Sperm can only be considered a donation if conception does not occur through intercourse. If you conceive through intercourse, the donor will be considered the child’s legal parent even if they are not named on the birth certificate.

Insemination at a licensed clinic

Insemination can take place at a UK licensed fertility clinic if you are using a known donor. If you conceive at a fertility clinic using a known donor, the donor will not be the child’s legal parent unless that is what you both want. The known donor can enter into the same donation agreement as an unknown donor. However, this can be complicated by the fact that the donor’s identity is known.

If you are not married or in a civil partnership, it is possible to sign election forms at the clinic so your partner is the second legal parent. It is worth bearing in mind that the law in this area is still evolving and any potential rights which the known donor may have may be considered by the courts.

Insemination at home

If conception takes place outside of a licensed UK fertility clinic with a known donor, it is advisable to seek specialist legal advice on how legal parenthood will be applied in your particular circumstances as it is complex. If someone is a legal parent they are financially responsible for the child.

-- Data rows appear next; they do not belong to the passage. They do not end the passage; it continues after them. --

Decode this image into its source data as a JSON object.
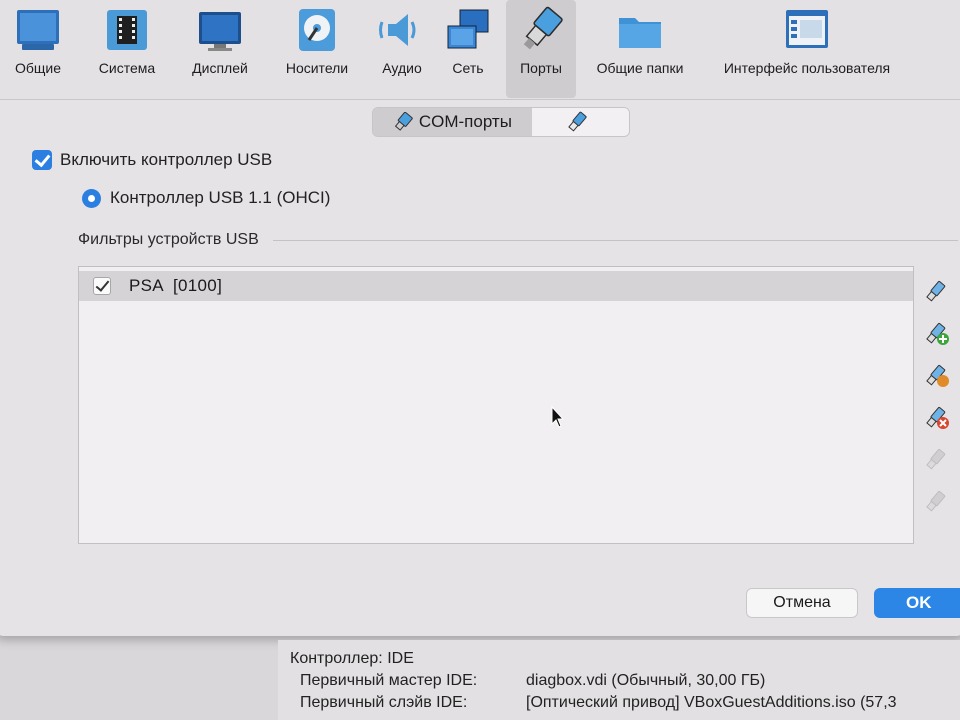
{
  "toolbar": {
    "items": [
      {
        "label": "Общие",
        "icon": "general-icon"
      },
      {
        "label": "Система",
        "icon": "system-chip-icon"
      },
      {
        "label": "Дисплей",
        "icon": "display-icon"
      },
      {
        "label": "Носители",
        "icon": "storage-disk-icon"
      },
      {
        "label": "Аудио",
        "icon": "audio-speaker-icon"
      },
      {
        "label": "Сеть",
        "icon": "network-icon"
      },
      {
        "label": "Порты",
        "icon": "ports-icon",
        "active": true
      },
      {
        "label": "Общие папки",
        "icon": "shared-folder-icon"
      },
      {
        "label": "Интерфейс пользователя",
        "icon": "user-interface-icon"
      }
    ]
  },
  "tabs": {
    "com_ports": "COM-порты",
    "usb": ""
  },
  "usb": {
    "enable_label": "Включить контроллер USB",
    "enabled": true,
    "controller_label": "Контроллер USB 1.1 (OHCI)",
    "filters_title": "Фильтры устройств USB",
    "filters": [
      {
        "name": "PSA  [0100]",
        "checked": true
      }
    ]
  },
  "side_tools": [
    {
      "icon": "usb-filter-add-empty-icon",
      "enabled": true
    },
    {
      "icon": "usb-filter-add-device-icon",
      "enabled": true
    },
    {
      "icon": "usb-filter-edit-icon",
      "enabled": true
    },
    {
      "icon": "usb-filter-remove-icon",
      "enabled": true
    },
    {
      "icon": "usb-filter-move-up-icon",
      "enabled": false
    },
    {
      "icon": "usb-filter-move-down-icon",
      "enabled": false
    }
  ],
  "buttons": {
    "cancel": "Отмена",
    "ok": "OK"
  },
  "background_info": {
    "controller": "Контроллер: IDE",
    "primary_master_label": "Первичный мастер IDE:",
    "primary_master_value": "diagbox.vdi (Обычный, 30,00 ГБ)",
    "primary_slave_label": "Первичный слэйв IDE:",
    "primary_slave_value": "[Оптический привод] VBoxGuestAdditions.iso (57,3"
  },
  "colors": {
    "accent": "#2b86e6",
    "window_bg": "#e6e3e6"
  }
}
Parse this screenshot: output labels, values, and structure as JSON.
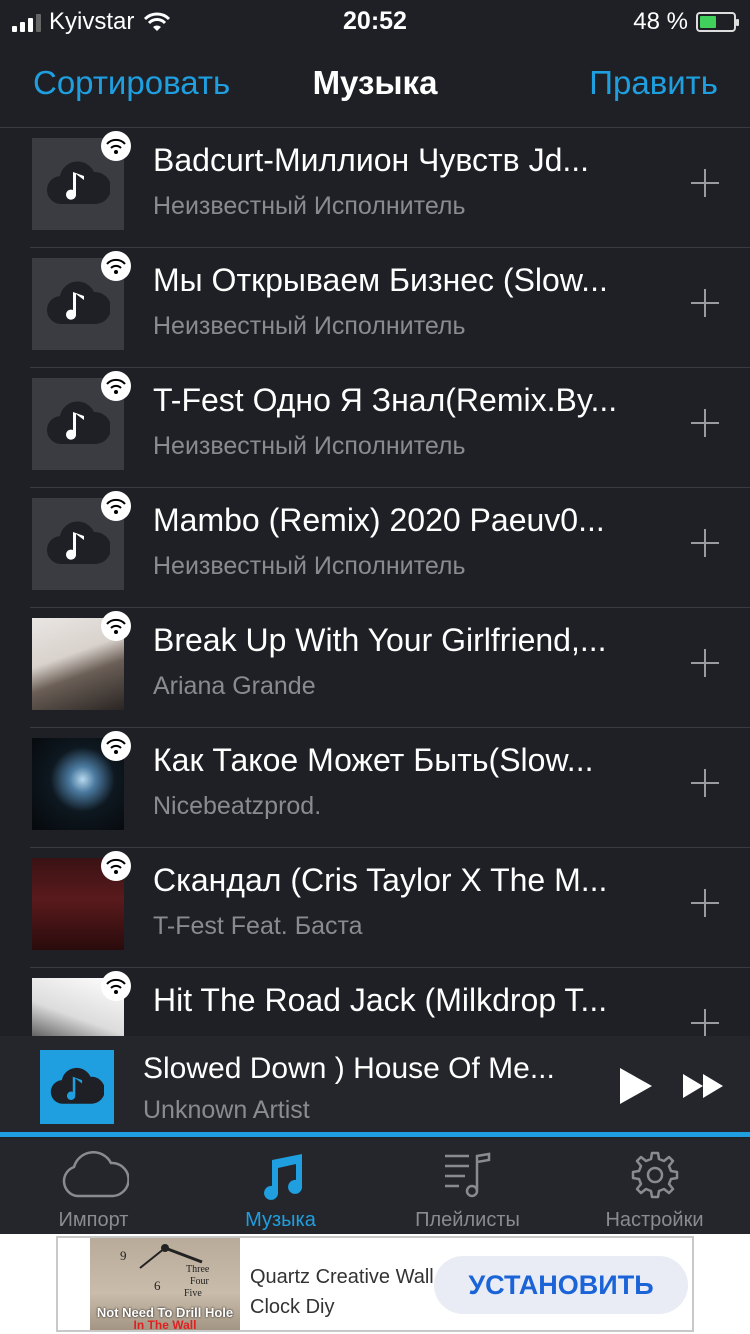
{
  "status_bar": {
    "carrier": "Kyivstar",
    "time": "20:52",
    "battery_percent": "48 %",
    "battery_level": 0.48
  },
  "nav": {
    "left_button": "Сортировать",
    "title": "Музыка",
    "right_button": "Править"
  },
  "tracks": [
    {
      "title": "Badcurt-Миллион Чувств Jd...",
      "artist": "Неизвестный Исполнитель",
      "artwork": "cloud-music-icon"
    },
    {
      "title": "Мы Открываем Бизнес (Slow...",
      "artist": "Неизвестный Исполнитель",
      "artwork": "cloud-music-icon"
    },
    {
      "title": "T-Fest Одно Я Знал(Remix.By...",
      "artist": "Неизвестный Исполнитель",
      "artwork": "cloud-music-icon"
    },
    {
      "title": "Mambo (Remix) 2020 Paeuv0...",
      "artist": "Неизвестный Исполнитель",
      "artwork": "cloud-music-icon"
    },
    {
      "title": "Break Up With Your Girlfriend,...",
      "artist": "Ariana Grande",
      "artwork": "album-art"
    },
    {
      "title": "Как Такое Может Быть(Slow...",
      "artist": "Nicebeatzprod.",
      "artwork": "album-art"
    },
    {
      "title": "Скандал (Cris Taylor X The M...",
      "artist": "T-Fest Feat. Баста",
      "artwork": "album-art"
    },
    {
      "title": "Hit The Road Jack (Milkdrop T...",
      "artist": "",
      "artwork": "album-art"
    }
  ],
  "now_playing": {
    "title": "Slowed Down ) House Of Me...",
    "artist": "Unknown Artist",
    "play_icon": "play-icon",
    "next_icon": "fast-forward-icon"
  },
  "tabs": [
    {
      "label": "Импорт",
      "icon": "cloud-icon",
      "active": false
    },
    {
      "label": "Музыка",
      "icon": "music-note-icon",
      "active": true
    },
    {
      "label": "Плейлисты",
      "icon": "playlist-icon",
      "active": false
    },
    {
      "label": "Настройки",
      "icon": "gear-icon",
      "active": false
    }
  ],
  "ad": {
    "image_caption": "Not Need To Drill Hole",
    "image_caption_2": "In The Wall",
    "text": "Quartz Creative Wall Clock Diy",
    "cta": "УСТАНОВИТЬ"
  },
  "colors": {
    "accent": "#1f9fe0",
    "background": "#1f2025",
    "secondary_text": "#8a8b90"
  }
}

If you choose to artificially inseminate at home using a known donor and the birth parent is not married or in a civil partnership, the donor will automatically be the other legal parent. This is the case even if they are not named on the birth certificate. In addition, the donor will acquire legal parental responsibility if you name them on the birth certificate. This is a decision that must be made by you and the donor together.

If you are married or in a civil partnership at the time of conception, your spouse/civil partner can be named on the birth certificate and be recognised as the child’s legal parent. If your spouse/civil partner has explicitly stated they do not consent to the donor conception, they will not be the child’s legal parent. The donor will not acquire legal status.

Donor agreements

When choosing to conceive with a known donor, it is crucial that all parties are on the same page. The process of creating a donor agreement can help you work through potential issues and ensure your expectations are aligned. A donor agreement can be created whether or not you intend for the donor to be involved in the child’s life.

We cannot emphasise enough how important it is to ensure that all parties are on the same page. Whilst we have seen many known donor arrangements work well, any misunderstanding can cause difficulties in the future.

Some of the issues that we recommend discussing when creating a donor agreement are:

  • How much involvement the donor will have, if any
  • Who the child will live with
  • Financial responsibility
  • Expectations around education

It is important to know that a donor agreement is not legally binding. If you are worried that either party might change their position, you might want to consider using an unknown donor instead.

If you intend to co-parent the child, then you may wish to consider having a co-parenting agreement prepared, setting out what your agreed intentions are for the future.
Donor Conception Network

Contact a donor conception solicitor

Whether you are considering conceiving with a known or an unknown donor, our solicitors will provide you with clear and sensitive legal advice to help you to make an informed decision. We can also provide support if you are thinking about becoming a known donor and would like to be clear on your legal position before making a commitment.

We are a member of the Donor Conception Network Lawyer Supporter scheme. Request a consultation with our specialist team or contact us directly on 0800 422 0123.

Your key contacts

Emily Finn


Emily is a Solicitor in our Divorce and Family Law team, dealing with divorce and associated financial matters, nuptial and cohabitation agreements, private children matters including child relocation, and domestic violence injunctions.
View profile for Emily Finn >

Latest news and articles

Divorce and family law

Fair shares and non marital assets

Bristol University and the Nuffield Foundation have recently released their report, “Fair shares? Sorting out money and property on divorce”.
Read more on Fair shares and non marital assets

Looking for legal advice?